*What to do*: From the entries that follow, report every line in which "JSON" occurs.

----

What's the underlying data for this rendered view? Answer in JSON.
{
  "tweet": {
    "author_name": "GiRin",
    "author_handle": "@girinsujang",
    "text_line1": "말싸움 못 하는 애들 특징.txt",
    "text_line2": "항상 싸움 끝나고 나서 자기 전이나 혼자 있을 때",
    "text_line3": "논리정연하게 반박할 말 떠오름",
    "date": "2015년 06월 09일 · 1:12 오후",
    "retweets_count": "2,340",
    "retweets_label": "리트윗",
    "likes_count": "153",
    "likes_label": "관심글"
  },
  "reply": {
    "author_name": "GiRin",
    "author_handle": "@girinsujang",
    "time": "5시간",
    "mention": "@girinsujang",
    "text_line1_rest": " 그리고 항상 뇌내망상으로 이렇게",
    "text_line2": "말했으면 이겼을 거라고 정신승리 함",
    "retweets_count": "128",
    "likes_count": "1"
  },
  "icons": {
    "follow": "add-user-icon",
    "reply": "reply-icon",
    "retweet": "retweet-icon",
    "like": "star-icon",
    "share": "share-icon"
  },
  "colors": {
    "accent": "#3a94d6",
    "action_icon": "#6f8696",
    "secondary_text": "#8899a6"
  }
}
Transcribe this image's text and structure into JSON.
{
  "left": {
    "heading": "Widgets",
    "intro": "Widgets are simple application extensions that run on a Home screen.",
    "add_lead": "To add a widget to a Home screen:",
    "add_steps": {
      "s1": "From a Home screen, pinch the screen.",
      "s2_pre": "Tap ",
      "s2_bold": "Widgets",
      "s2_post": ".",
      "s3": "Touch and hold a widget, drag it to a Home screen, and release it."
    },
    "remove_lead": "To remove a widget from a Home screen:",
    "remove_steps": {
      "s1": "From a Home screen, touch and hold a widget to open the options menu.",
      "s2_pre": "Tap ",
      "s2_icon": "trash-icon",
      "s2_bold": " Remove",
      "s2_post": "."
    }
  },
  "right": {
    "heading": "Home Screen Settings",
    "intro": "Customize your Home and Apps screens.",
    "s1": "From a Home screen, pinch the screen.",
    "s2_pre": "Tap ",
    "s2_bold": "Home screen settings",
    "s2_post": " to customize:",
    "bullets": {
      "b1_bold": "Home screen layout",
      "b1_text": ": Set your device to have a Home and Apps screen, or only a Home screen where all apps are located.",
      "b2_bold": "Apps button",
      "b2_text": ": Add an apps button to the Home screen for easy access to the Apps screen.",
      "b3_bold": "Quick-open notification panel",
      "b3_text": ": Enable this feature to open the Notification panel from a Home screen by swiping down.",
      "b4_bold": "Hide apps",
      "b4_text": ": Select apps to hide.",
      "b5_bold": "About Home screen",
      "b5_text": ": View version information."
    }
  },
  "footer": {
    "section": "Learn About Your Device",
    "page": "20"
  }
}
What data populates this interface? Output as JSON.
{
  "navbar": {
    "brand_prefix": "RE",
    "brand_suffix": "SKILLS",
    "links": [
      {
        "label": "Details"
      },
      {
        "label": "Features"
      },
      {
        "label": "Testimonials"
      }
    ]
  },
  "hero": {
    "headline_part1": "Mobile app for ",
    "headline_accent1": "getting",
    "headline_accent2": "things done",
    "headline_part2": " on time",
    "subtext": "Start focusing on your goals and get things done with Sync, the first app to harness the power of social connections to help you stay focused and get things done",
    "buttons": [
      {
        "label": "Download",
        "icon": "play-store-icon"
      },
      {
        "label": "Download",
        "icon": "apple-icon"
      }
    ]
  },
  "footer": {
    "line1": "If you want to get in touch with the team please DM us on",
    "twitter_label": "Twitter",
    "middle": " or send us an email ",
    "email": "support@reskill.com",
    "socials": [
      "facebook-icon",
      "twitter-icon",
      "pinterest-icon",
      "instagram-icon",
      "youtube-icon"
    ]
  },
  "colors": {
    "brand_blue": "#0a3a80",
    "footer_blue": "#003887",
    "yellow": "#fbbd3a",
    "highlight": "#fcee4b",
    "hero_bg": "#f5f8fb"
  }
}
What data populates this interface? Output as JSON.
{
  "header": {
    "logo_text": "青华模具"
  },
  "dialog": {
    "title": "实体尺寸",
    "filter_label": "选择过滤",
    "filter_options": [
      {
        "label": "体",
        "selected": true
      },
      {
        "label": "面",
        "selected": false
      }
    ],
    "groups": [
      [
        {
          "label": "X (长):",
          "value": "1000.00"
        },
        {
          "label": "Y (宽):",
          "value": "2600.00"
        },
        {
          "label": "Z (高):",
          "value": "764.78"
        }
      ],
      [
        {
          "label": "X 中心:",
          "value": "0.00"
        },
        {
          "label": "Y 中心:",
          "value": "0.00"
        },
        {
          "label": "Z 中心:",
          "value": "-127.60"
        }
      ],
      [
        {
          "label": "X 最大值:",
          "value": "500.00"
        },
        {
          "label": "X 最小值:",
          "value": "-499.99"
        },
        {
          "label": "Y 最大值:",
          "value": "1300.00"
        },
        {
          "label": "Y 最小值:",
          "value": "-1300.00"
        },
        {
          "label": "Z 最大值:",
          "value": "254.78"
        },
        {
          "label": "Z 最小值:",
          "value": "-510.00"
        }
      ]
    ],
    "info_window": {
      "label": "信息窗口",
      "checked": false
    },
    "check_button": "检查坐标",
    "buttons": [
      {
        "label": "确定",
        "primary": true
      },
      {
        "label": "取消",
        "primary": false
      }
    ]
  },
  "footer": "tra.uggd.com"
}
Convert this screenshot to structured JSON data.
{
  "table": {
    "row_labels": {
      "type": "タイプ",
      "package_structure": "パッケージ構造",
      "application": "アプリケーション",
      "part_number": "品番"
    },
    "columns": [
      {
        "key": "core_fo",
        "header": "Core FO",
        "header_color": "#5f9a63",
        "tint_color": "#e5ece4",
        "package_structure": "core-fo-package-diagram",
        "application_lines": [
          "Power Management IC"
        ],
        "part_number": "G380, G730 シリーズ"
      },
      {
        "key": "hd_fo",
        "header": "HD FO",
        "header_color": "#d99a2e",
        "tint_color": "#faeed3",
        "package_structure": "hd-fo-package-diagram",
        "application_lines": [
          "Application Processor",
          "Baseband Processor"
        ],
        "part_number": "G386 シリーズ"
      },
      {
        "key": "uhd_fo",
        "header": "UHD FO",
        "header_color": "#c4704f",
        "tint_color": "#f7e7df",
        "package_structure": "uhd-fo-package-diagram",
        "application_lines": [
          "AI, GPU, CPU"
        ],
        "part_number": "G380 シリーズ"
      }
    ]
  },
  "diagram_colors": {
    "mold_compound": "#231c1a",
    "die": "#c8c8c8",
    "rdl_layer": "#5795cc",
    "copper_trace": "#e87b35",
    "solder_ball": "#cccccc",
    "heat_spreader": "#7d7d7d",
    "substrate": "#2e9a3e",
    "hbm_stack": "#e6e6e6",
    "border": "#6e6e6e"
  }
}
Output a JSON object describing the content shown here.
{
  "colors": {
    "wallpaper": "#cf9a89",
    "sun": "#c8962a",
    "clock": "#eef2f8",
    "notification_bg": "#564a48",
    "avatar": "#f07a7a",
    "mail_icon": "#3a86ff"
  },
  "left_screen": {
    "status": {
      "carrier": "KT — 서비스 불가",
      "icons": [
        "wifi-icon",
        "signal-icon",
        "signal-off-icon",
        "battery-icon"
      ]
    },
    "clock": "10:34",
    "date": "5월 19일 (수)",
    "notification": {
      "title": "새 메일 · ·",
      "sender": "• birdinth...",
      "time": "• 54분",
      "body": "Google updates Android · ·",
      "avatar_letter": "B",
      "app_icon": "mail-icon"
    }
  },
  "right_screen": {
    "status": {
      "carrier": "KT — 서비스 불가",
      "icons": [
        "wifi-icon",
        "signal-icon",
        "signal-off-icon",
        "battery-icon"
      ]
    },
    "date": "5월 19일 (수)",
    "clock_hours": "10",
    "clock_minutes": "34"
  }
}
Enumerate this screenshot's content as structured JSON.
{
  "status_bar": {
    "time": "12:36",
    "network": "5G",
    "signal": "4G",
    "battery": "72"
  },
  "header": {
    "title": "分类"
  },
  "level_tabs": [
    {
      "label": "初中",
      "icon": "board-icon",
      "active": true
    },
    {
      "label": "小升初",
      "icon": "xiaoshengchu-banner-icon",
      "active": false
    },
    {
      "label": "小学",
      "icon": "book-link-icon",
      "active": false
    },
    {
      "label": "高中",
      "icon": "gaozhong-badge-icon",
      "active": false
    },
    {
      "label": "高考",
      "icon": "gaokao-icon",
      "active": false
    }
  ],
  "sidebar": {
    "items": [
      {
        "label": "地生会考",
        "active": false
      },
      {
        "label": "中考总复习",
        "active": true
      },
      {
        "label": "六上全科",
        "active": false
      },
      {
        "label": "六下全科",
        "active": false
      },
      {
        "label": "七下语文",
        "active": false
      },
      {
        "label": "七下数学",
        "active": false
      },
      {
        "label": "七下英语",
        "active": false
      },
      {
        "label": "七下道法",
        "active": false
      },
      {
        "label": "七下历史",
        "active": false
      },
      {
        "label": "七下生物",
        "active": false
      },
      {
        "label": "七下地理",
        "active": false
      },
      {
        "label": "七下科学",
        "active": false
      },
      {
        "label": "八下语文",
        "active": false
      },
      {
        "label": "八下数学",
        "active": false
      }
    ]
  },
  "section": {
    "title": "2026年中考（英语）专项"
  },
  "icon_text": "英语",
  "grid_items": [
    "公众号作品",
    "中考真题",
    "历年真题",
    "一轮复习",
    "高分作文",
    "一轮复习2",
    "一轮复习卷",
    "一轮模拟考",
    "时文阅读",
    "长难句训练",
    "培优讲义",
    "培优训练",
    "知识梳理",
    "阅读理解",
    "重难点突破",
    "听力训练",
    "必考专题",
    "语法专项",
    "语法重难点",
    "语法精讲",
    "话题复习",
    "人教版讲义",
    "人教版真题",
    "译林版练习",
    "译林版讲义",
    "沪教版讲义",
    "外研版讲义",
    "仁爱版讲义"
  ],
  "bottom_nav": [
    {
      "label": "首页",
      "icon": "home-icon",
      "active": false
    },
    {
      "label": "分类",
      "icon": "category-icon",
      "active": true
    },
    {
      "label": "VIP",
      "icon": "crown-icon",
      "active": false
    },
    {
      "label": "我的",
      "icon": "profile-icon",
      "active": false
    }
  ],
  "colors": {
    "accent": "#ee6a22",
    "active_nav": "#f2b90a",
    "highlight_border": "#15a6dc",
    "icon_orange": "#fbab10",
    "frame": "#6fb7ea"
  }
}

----

*Answer to this task*:
What's the underlying data for this rendered view? Answer in JSON.
Transcribe this image's text and structure into JSON.
What data populates this interface? Output as JSON.
What data populates this interface? Output as JSON.
Convert this screenshot to structured JSON data.
Output a JSON object describing the content shown here.
Enumerate this screenshot's content as structured JSON.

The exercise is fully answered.